0:58

Now, after we know the current, we can then find the voltage across this

capacitor as a function of frequency. Now, we're going to use our phasor

notation and write Kirchhoff's voltage law here, just like we did before.

And we'll start at the ground and then go up through the AC source of voltage.

So, you pick up a voltage V, and then when we pass through the resistor, we

drop a voltage equal to I times R. And then when we go through the

capacitor, there's a voltage drop, which is the impedance of the capacitor times

I. So, we're treating the impedance here

just like resistance. And so instead of this equation being,

having derivatives in it like it did before, actually the derivative was over

here. instead of having derivatives, these are

just algebraic equations now. Now that is the great simplification in

AC circuit analysis, is that these differential equations where we had the a

function, like the current and derivatives of the current, and voltage

and derivative of the voltage in one equation.

Instead of having those differential equations in the frequency domain here.

We have simple algebraic equation, and we can just solve these using the rules of

algebra, but we have to keep the track of the complex numbers.

2:51

And then the voltage across the capacitor is the impedance of the capacitor times

the current.

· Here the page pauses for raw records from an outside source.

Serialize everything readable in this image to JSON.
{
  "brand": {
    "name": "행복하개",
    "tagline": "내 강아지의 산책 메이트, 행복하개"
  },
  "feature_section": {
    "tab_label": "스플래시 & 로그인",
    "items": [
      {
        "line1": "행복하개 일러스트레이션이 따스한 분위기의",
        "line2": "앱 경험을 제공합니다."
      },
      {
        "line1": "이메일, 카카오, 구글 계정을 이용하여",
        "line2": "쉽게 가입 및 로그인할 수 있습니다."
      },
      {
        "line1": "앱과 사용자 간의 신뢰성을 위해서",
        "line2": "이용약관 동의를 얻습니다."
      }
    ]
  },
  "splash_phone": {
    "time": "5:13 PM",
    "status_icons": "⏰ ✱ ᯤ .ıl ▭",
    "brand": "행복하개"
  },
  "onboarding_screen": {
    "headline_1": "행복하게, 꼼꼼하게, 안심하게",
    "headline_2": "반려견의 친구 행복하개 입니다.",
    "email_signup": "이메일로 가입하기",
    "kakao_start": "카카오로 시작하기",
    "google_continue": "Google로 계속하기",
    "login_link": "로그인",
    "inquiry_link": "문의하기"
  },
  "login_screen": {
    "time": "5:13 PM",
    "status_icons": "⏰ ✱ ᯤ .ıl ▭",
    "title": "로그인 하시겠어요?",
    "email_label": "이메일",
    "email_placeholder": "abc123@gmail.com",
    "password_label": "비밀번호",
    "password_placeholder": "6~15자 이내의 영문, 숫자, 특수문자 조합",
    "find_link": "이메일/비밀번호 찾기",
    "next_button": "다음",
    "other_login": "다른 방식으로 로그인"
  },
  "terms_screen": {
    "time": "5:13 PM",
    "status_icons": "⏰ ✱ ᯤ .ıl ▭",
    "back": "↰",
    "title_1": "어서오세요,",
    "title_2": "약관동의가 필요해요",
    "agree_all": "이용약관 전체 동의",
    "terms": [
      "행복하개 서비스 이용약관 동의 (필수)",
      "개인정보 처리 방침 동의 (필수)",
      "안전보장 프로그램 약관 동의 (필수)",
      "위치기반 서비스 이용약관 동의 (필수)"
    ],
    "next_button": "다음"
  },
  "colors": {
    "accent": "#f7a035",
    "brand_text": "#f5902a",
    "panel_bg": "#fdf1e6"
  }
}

Now, this current here, this is a current

going through both elements. It's the same current going through R and

C. If I want the voltage across the C, I

just multiply this current times 1 over j omega, C.

So I plug this in here and I get this expression, and now I'm going to take and

just multiply this j omega C through the denominator.

And so it cancels out this term and I get a 1, and then I get j omega C times R.

So here's the voltage across the capacitor, is equal to this factor times

the voltage driving the circuit. Now, what I want to do is compute the

magnitude of VC. So, we introduced back when we were

talking about complex numbers, we introduced the magnitude of a complex

number. So, I don't care about the phase, I just

want to know the magnitude of the voltage.

And so, the magnitude of VC over V is just the magnitude of this factor here.

And I just rewrote it as one plus j omega CR.

So, I can write this magnitude of 1 over 1 plus j omega CR is, the factor times

its complex conjugate. And I get the complex conjugate just by

changing the sign in front of the j, then I take the square root of that entire

expression. And so, if I multiply these two, then I

get 1 plus omega squared, C squared, R squared.

And the cross terms, here's plus j omega CR, and this is minus J omega CR, they

cancel. So here is the expression for the

voltage, magnitude of the voltage across the capacitor divided by the voltage

driving the circuit. So if I plot that, VC over V.

And now we're plotting this as a function of frequency.

So remember it's very, it's very important to make a distinction between

this and when we did the transient analysis of the circuit, we plotted the

response of the circuit as a function of time.

Now, we're plotting the response of the circuit as a function of frequency.

Now, I'm taking and there's I'm expressing the frequency as the frequency

divided by 1 over RC. Now RC, R times C is the so called time

constant of the circuit, it has units of time.

So if I multiply a frequency times a time, this is dimension less.

so what I'm really doing is I'm taking my frequency and I'm normalizing it by 1

over that time, that characteristic time of the circuit.

Now, this point when omega is 1 over RC, then that makes omega times RC equal to

1. And at that point, this factor, 1 over 1,

becomes 1 over 1 plus 1. So that's 1 over the square root of 2 and

that's 0.707, and that's this point right here.

So this is the frequency when omega equals 1 over RC.

The response of this circuit is down to 1 over the square root of two, times the

response at DC. So this is an example of a low pass

filter. What happens here, and it's much easier

to see here in the frequency domain than it was when we were talking about this in

the time domain. The low frequencies pass through with

very little attenuation. The voltage across the capacitor is

almost equal to the voltage driving this entire circuit.

As I, the frequency goes up, the size of the voltage appearing here across the

capacitor gets smaller. And when omega is 1 over RC, it's 1 over

the square root of 2 times this driving voltage.

when omega is much bigger than 1 over RC, the response goes down considerably.

So high frequencies do not pass through this circuit very efficiently.

Low frequencies are passed through this circuit very efficiently.

And there is a very solid connection between this and the transient analysis

we were talking about. The, at low frequencies, there's plenty

of time for this capacitor to charge up and this voltage to become quite large.

At high frequencies, there isn't enough time for the capacitor to charge up and

for this voltage to become very significant.

And so, high frequencies are attenuated by the circuit, low frequencies pass

through this circuit.